Helena Kennedy: “The first plane load from Afghanistan was 130 people. But the calls kept coming”

The human rights barrister has helped evacuate 500 people—women lawyers and their families—out of Afghanistan. But, she says, the UK is not doing enough
December 9, 2021

In the manic days of evacuation that followed the fall of Kabul to the Taliban in August, thousands of people were left stranded. Among them were women who, in the two decades since the Taliban were ousted, had qualified as judges in Afghanistan’s new legal system. They were in fear for their lives as the militants seized power and democratic institutions crumbled. 

They have turned for help to Helena Kennedy, the Scottish barrister and director of human rights for the International Bar Association. Kennedy, who sits in the House of Lords as Baroness Kennedy of the Shaws, has spent the past three months in a frantic bid to evacuate those women judges and prosecutors left behind.

“When the military departure was taking place, I started receiving these calls from women judges, from people who knew women judges, and who were saying: ‘please, what can be done about this? We need to be able to help.’”

“Individual women [were] telling me they were hiding in their basements [or] they had had to move to a relative’s house and they couldn’t go out, and were in a really distressed state,” she tells me. “The clamour was becoming so loud and so fearful, it became clear that we had to act.”

That meant raising money, arranging transport to a provincial airport, chartering flights and conducting frantic diplomacy with the leaders of countries around the world who might offer refuge. For Kennedy, the experience has been crushing, uplifting and bizarre all at once: at one point, in order to ensure safe passage, she found herself chipping in for a sheep for a Taliban wedding. More often the task was ensuring everyone had the correct documentation and persuading airport officials to accept it. 

“We ended up being the operational hub for getting significant numbers out,” she says. “The first plane load… was 130 people. But the calls kept coming.”

Kennedy has watched the situation in Afghanistan deteriorate with horror. The IBA “was basically the organisation that set up a Bar Association in Afghanistan after the ousting of the Taliban,” she tells me. Its Human Rights Institute was involved in “training programmes, drafting… the bylaws by which the legal profession would operate, and encouraged very much the inclusion of women in the post-Taliban legal system.”

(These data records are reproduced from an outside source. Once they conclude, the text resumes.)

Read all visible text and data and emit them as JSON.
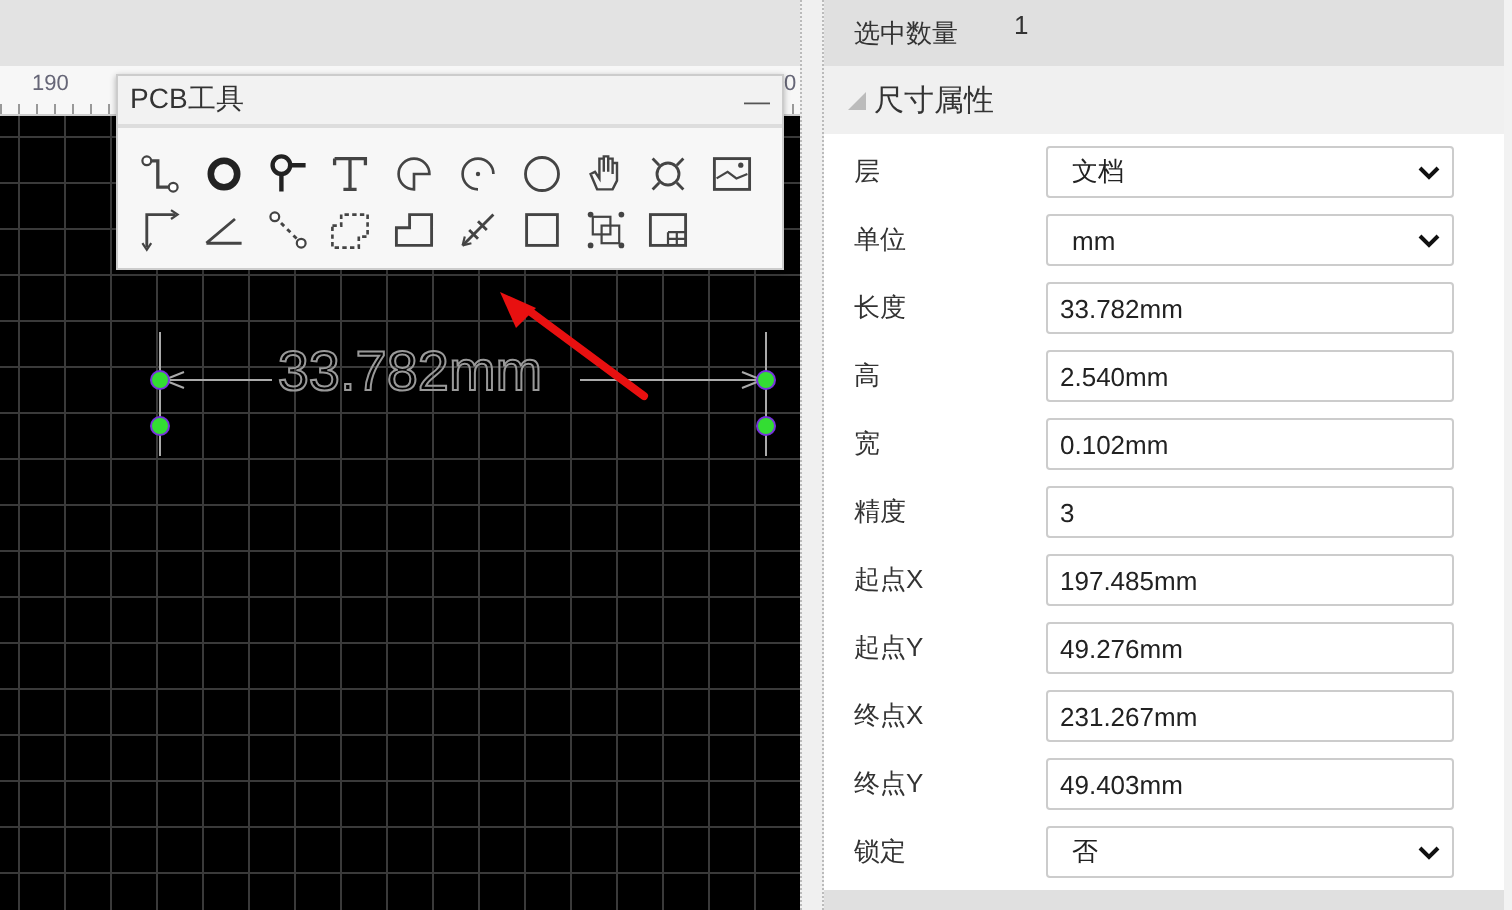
{
  "ruler": {
    "labels": [
      "190",
      "0"
    ]
  },
  "pcb_tools": {
    "title": "PCB工具",
    "minimize": "—"
  },
  "canvas": {
    "dimension_label": "33.782mm"
  },
  "selection": {
    "label": "选中数量",
    "count": "1"
  },
  "section": {
    "title": "尺寸属性",
    "expanded": true
  },
  "properties": [
    {
      "label": "层",
      "value": "文档",
      "kind": "select"
    },
    {
      "label": "单位",
      "value": "mm",
      "kind": "select"
    },
    {
      "label": "长度",
      "value": "33.782mm",
      "kind": "text"
    },
    {
      "label": "高",
      "value": "2.540mm",
      "kind": "text"
    },
    {
      "label": "宽",
      "value": "0.102mm",
      "kind": "text"
    },
    {
      "label": "精度",
      "value": "3",
      "kind": "text"
    },
    {
      "label": "起点X",
      "value": "197.485mm",
      "kind": "text"
    },
    {
      "label": "起点Y",
      "value": "49.276mm",
      "kind": "text"
    },
    {
      "label": "终点X",
      "value": "231.267mm",
      "kind": "text"
    },
    {
      "label": "终点Y",
      "value": "49.403mm",
      "kind": "text"
    },
    {
      "label": "锁定",
      "value": "否",
      "kind": "select"
    }
  ]
}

But even before the Taliban takeover, “the idea that women were sitting in justice on men was absolutely a fraught issue in Afghanistan.” In January, two female Supreme Court justices were murdered. 

Those most in danger now are “women who prosecuted some of these men now out of prison”: hardened militants released by the Taliban and seeking vengeance on those who sentenced them. When you hear of a disappearance, “you just wonder whether they’ve been taken out and had their throat slit and been dumped somewhere.”

The total number of people helped by Kennedy’s scheme—women lawyers and their family members—now stands at 500. But the UK is not doing enough, she says. It has taken handfuls of female judges here and there, but provoked outrage when it rejected visa applications from a group of 35 judges, most of whom were women. And after the initial heave, the long-term Afghan resettlement scheme is yet to get off the ground. 

“I have been contacted by so many good British people who have said to me… ‘I live in a big house, and my children have all left home… and I would be very happy to have a family coming here to live with me.’ It just seems to be such a slow and wretched process.”

There are moments of joy amid the despair. “My spirits go up and down. The happiness of the Friday before last, with the four of us: [my colleagues] Charles, Emily, Ewelina and myself, we went out to the airport, and met our women and their families coming off a plane. There were four of them and their children and their husbands.

“It was one of the great moments in anybody’s life, you know, when you see them arriving,” she adds. “And they wept and they laughed and they hugged. It was just wonderful. It was just the most wonderful thing.”